The signing will be an important starting point for establishing a potential free trade area with a population of nearly 500 million people and GDP of around US$10,000 billion, or 13% of the global GDP.
According to Steward Beck, President and CEO of the Asia-Pacific Fund Canada, the pact is really important for Canada because it gets access to the Japanese market, Canada’s fourth largest market, as well as well as others like Vietnam, Singapore and ASEAN, which are important markets but the northern American country does not have trade arrangement.
“It is gonna give Vietnam advantages”, he told Vietnam News Agency’s correspondent on the eve of the official signing ceremony. For Canada, “it gives us advantages in place like Vietnam,” he added.
He highlighted Vietnam’s potential with a young labour and half of the population being under 25 and well educated.
“Once you start marketing CPTPP with the Canadian business community, they will start focusing on opportunities Vietnam offers to them.”
Beck pointed out fields the two sides have opportunities for cooperation such as technology, which, he said, will become much more important in doing business today whether e-commerce, finance technology, and services, along with Vietnam’s export of more seafood and other products to Canada.
“In the next two-three years, once the agreement is enforced, we will see more engagements with Vietnam in areas important for Vietnam and Canada.”
He believed more people would go to Vietnam and more people will see what opportunities are it will create that type of business.
Besides, there is a large of Vietnamese community in Canada, they will help because they would know what the business opportunity is in Vietnam.
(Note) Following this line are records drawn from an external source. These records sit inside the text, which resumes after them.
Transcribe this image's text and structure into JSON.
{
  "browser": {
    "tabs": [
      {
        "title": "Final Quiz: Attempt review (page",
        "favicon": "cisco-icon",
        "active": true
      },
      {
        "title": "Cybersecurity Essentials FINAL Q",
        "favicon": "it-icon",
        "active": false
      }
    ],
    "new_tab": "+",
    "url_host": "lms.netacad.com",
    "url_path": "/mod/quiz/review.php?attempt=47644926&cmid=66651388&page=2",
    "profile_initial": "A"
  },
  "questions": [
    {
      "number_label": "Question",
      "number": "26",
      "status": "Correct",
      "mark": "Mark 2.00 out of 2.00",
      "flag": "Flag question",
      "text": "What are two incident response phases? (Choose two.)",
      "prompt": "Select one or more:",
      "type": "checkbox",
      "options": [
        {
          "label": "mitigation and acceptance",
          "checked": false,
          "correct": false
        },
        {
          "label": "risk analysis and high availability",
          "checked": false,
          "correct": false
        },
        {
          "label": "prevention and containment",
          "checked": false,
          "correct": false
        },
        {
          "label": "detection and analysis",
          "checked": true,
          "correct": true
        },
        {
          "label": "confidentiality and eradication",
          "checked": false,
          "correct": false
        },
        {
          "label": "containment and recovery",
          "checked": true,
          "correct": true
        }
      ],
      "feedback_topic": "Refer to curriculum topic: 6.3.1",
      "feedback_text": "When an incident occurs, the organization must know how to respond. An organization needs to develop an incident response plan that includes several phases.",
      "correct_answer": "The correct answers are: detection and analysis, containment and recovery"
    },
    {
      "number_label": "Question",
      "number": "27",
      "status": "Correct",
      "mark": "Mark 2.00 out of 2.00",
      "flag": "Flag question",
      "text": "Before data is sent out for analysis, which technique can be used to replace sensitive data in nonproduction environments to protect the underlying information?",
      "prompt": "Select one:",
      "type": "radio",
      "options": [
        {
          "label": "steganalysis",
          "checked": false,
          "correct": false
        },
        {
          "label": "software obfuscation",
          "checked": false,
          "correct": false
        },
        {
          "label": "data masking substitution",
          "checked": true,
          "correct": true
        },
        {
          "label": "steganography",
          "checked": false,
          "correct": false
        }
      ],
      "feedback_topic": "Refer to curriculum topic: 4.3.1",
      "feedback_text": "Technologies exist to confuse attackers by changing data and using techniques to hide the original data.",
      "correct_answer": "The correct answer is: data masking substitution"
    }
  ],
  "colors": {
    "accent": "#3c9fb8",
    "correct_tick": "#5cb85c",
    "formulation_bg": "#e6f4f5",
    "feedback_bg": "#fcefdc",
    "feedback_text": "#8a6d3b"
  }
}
They will be able to make those connections, Beck affirmed.
After the US withdrew from the Trans-Pacific Partnership (TPP), the predecessor of the CPTPP, in 2017, the remaining 11 countries -Australia, Brunei, Canada, Chile, Japan, Malaysia, Mexico, New Zealand, Peru, Singapore, and Vietnam- agreed to maintain the deal and rename it CPTPP.
It sets high criteria in numerous fields, including labour, the environment, intellectual property, digital economy and cyber security. Twenty-two provisions of the CPTPP, including sensitive ones related to intellectual property, were suspended or changed in comparison to the TPP.
The pact will come into force 60 days after it is fully ratified by six of the 11 members.